The regions of England and Wales with the highest proportion of LGB+ residents are represented in parliament almost exclusively by Labor MPs, new census figures show.
Only three of the top 50 constituencies with the highest proportion of people who identify as gay or lesbian, bisexual or other sexual orientation (LGB+) are represented by a Conservative: the Cities of London and Westminster (in 27th place with 6.8%) . Lincoln (35th, 5.9%) and Bournemouth West (43rd, 5.5%).
By contrast, 42 of the 50 are Labor-held seats, including eight of the top 10 and two of the top three: Brighton Kemptown (in second place on 10.3%) and Vauxhall (third place, 10.0% ).
The figures have been compiled by the PA news agency using data for England and Wales from the 2021 census, which was the first of its kind to ask people to record their sexual orientation.
The constituency with the highest proportion of LGB+ residents is Brighton Pavilion, with 11.9%, represented since 2010 by the only Green Party MP, Caroline Lucas.
The rest of the top 50 is made up of three seats held by independents – all former Labor MPs – and one Lib Dem.
Many constituencies at the top of the table are based in large cities or areas with large student populations, such as Manchester, Leeds, Cardiff and Bristol, while 23 of the top 50 are in London.
The findings echo previous census analysis by the Office for National Statistics (ONS), which showed that local authorities with a relatively high proportion of 16 to 24-year-olds identifying as LGB+ tended to have one or more universities.
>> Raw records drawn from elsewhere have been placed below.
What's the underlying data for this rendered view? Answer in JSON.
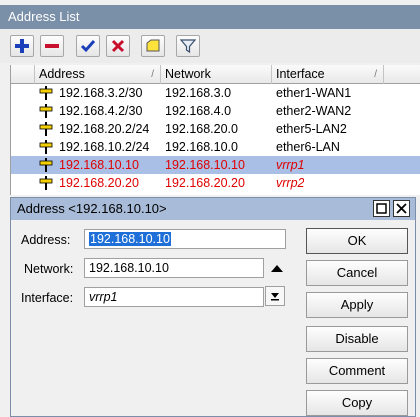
{
  "window": {
    "title": "Address List"
  },
  "table": {
    "columns": [
      "Address",
      "Network",
      "Interface"
    ],
    "rows": [
      {
        "address": "192.168.3.2/30",
        "network": "192.168.3.0",
        "interface": "ether1-WAN1"
      },
      {
        "address": "192.168.4.2/30",
        "network": "192.168.4.0",
        "interface": "ether2-WAN2"
      },
      {
        "address": "192.168.20.2/24",
        "network": "192.168.20.0",
        "interface": "ether5-LAN2"
      },
      {
        "address": "192.168.10.2/24",
        "network": "192.168.10.0",
        "interface": "ether6-LAN"
      },
      {
        "address": "192.168.10.10",
        "network": "192.168.10.10",
        "interface": "vrrp1"
      },
      {
        "address": "192.168.20.20",
        "network": "192.168.20.20",
        "interface": "vrrp2"
      }
    ]
  },
  "dialog": {
    "title": "Address <192.168.10.10>",
    "address_label": "Address:",
    "address_value": "192.168.10.10",
    "network_label": "Network:",
    "network_value": "192.168.10.10",
    "interface_label": "Interface:",
    "interface_value": "vrrp1",
    "buttons": {
      "ok": "OK",
      "cancel": "Cancel",
      "apply": "Apply",
      "disable": "Disable",
      "comment": "Comment",
      "copy": "Copy"
    }
  },
  "colors": {
    "titlebar": "#7a8fa8",
    "selected_row": "#a9bfe6",
    "dynamic_text": "#e00000",
    "selection": "#1e6fd8"
  }
}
The lower end of the table is more dominated by rural and less populated areas, although the bottom 50 includes some London seats currently held by Labour, such as Dagenham & Rainham and Ilford North, as well as the Buckinghamshire seat of Chesham & Amersham. the Lib Dems beat the Conservatives in the 2021 by-election.
There is a random pattern at the top and bottom of the list, with Conservative MPs representing exactly one-fifth (20) of the 100 seats with the highest proportion of LGB+ residents, but four-fifths (80) of the 100 seats with the lowest .
However, although the vast majority of seats towards the bottom of the list are currently held by the Tories, including 39 of the bottom 50, three of the bottom five are held by Labour: Birmingham Hodge Hill, Luton North and Sefton Central .
Rayleigh & Wickford in Essex, a Conservative seat, has the lowest rate of all 573 constituencies in England and Wales, at 1.5%.
Census data for England and Wales is released gradually by the ONS, with constituency-level data released in recent weeks.
The data shows a similar trend for seats with the highest proportion of residents who told the census their gender identity was different from their sex recorded at birth, with Labor seats accounting for 42 of the top 50, including nine of Top 10 and the entire top five.
Birmingham Ladywood tops this list, with 1.64% of residents saying their gender identity is different to that at birth, followed by East Ham and Tottenham (both 1.57%) , followed by Edmonton (1.51%) and Brent Central (1.47%).
These numbers are shown to two decimal places because the differences between the percentages are very small.
Around 46 of the bottom 50 seats are held by the Tories, with the lowest figure for the Derbyshire Dales (0.19%) followed by Raleigh and Wickford and South West Devon (both 0.21%).
Cities and areas with large student populations once again dominate constituencies towards the top of the list, although only one seat appears in both the LGB+ and gender top 10: Bermondsey & Old Southwark in south London, held by the independent (former Labor) MP Neil Coyle. .
Responding to the findings, Robbie de Santos, director of communications at LGBT charity Stonewall, said: “The 2021 census showed what many of us already knew: LGBTQ+ people live in every part of England and Wales. We are part of every community and always have been.
“The census also showed that the percentage of people who are willing to identify as LGBTQ+ is increasing among younger generations, who tend to live in more urban areas.
“However, LGBTQ+ people live in every constituency and there are far more people who love and care about us across the country. Every political party and parliamentary candidate should consider how our community and loved ones will consider the parties’ commitments to an LGBTQ+ inclusive society at the ballot box.”
The census took place in England and Wales on 21 March 2021 and for the first time included a question about sexual orientation, which was voluntary and only addressed to people aged 16 and over.
Respondents could choose between straight or heterosexual. gay or lesbian? bisexual; and “other sexual orientation,” which also invited people to write in the orientation they identified with.
About 44.9 million people (92.5% of the population aged 16 and over) answered the question.